It has to be hard to be a position player in the Cubs’ minor league system. With most of the regulars on the big league club signed through 2021, there’s not a lot of hope to make it onto the 25-man roster. It’s far from impossible, though. Ian Happ forced the Cubs to keep him around and David Bote has been up twice this year as a utility player.
If you perform, things will take care of themselves. You just have to go about your business and do the best you can while waiting for your shot. Over the last two years, shortstop Zack Short has made his way through the Cubs system at the pace of a top prospect. Along the way, he’s shown a penchant for getting on base at a near .400 clip and has flashed a little power to boot.
The Cubs selected Short out of Sacred Heart in the 17th round of the 2016 draft, after which he spent most of the the remainder of the season at Eugene. He split 2017 between South Bend, where he lead the league in walks and Myrtle Beach, where he continued without missing a stride. As a result, he found himself assigned to AA Tennessee to begin this year. Three levels in a year and half is pretty, pretty, pretty good.
This year, though, has been a strange year for Short. For the first time in his pro career, he struggled to reach base and his power game was lacking. He hit only .187 with a .322 OBP in April and batted only .233 in May, tallying seven home runs in those two months. He did have a very good OBP of .365 in May, a signal of better things to come
But first, Short had to bottom out. He went 3-for-26 to open the month of June and his average fell to .198 on June 8. The very next night, he went 3-for-4 with 4 RBI and it was only up from there. Over the last three weeks of June and through the first week of July, Short has been the hottest hitter in the Cubs system, batting .380 with three homers and 18 RBI. His OBP in that span is an amazing .470.
So what happened? Simply put, Short stopped striking out and starting making contact again. In April and May, he was whiffing at almost a 33 percent rate. Over the last four weeks, however he has only striking out at a 22 percent clip. Replace those strikeouts with hits and you can see how a hitter might improve his numbers a bit.
What I like most about Short is that, despite his troubles hitting, his walk rate remained consistent. His 14.7 percent walk rate is lower than the 18 percent he put up last at South Bend, but it’s above the 14.4 percent from Myrtle Beach. Rather than just view the numbers, the main thing is that he has been able to maintain that consistent approach across different levels.
That has helped to make up for what some might view as too low a batting average. Short has always sat between.240-.260 and had OBP splits between .360 to .400. This current four-week stretch is the highest of his career by far, so it will be interesting to see how long he can keep this going.
If he can sustain it, does that earn him a ticket to Iowa, where he’s one step from Chicago, or the majors in general? And when he gets there, what position will he be playing? He’s played some third and second, but mostly…short. Get it?.
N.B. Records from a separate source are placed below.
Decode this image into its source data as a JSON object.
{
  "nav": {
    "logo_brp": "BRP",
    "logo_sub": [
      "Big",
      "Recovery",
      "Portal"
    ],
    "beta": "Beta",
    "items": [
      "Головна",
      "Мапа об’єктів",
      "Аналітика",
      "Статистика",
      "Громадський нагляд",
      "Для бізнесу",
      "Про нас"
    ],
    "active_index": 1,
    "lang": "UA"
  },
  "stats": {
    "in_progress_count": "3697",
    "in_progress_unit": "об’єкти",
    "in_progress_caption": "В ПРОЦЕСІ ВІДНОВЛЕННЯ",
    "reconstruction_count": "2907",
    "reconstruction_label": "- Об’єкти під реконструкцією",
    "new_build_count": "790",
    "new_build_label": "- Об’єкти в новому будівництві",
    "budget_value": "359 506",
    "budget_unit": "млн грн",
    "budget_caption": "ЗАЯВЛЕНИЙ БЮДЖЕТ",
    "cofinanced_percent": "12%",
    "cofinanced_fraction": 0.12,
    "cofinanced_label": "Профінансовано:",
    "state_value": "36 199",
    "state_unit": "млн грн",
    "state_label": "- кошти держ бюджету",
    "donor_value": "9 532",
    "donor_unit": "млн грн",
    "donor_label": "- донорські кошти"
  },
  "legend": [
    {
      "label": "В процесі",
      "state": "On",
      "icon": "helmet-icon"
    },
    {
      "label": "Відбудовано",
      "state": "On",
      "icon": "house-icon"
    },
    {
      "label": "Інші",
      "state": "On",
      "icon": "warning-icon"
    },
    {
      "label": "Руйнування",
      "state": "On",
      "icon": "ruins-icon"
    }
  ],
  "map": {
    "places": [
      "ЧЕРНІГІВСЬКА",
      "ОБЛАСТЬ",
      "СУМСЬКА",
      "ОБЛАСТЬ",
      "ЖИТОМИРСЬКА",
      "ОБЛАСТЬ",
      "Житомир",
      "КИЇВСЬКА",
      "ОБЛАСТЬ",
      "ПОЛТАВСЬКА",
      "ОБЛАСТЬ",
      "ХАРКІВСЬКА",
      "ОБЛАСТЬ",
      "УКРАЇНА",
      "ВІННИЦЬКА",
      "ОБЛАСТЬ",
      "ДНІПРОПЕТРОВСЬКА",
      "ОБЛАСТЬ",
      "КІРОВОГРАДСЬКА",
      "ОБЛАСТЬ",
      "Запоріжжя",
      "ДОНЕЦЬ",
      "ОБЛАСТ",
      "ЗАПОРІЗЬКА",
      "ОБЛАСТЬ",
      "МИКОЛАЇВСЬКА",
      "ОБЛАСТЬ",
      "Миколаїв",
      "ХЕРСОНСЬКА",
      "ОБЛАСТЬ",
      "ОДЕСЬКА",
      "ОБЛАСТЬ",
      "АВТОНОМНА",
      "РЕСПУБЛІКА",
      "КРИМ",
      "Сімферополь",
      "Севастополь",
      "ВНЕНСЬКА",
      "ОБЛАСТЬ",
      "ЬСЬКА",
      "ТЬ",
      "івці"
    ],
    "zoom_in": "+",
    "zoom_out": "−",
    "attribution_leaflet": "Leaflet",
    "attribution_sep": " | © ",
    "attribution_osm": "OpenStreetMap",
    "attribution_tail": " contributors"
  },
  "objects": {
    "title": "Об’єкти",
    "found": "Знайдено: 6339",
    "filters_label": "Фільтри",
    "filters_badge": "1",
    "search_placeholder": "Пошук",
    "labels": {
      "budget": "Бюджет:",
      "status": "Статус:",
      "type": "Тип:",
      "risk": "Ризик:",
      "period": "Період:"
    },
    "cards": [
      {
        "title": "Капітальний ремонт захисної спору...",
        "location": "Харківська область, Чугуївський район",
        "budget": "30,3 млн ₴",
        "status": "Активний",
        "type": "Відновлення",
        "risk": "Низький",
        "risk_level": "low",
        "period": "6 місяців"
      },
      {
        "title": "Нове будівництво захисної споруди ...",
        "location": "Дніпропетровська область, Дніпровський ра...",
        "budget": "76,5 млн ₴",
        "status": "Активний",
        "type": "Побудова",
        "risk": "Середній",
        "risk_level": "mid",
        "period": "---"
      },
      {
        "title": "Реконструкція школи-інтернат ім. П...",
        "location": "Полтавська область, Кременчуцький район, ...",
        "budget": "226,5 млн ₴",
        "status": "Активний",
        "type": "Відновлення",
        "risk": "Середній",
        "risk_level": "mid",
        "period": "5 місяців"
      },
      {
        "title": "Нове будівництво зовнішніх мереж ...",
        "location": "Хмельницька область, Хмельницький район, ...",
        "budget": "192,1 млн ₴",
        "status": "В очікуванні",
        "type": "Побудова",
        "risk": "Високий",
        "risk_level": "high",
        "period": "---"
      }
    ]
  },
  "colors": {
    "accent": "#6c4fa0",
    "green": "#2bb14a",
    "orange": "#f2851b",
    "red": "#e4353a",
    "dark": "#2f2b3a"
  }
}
This isn’t really one of those situations to watch in terms of a September call-up, not yet anyway, but Short is making a name for himself and he just continues to produce at each level of the system. Whether and how he’s able to maintain his hitting and approach moving forward could put him in future conversations of next man up in Chicago.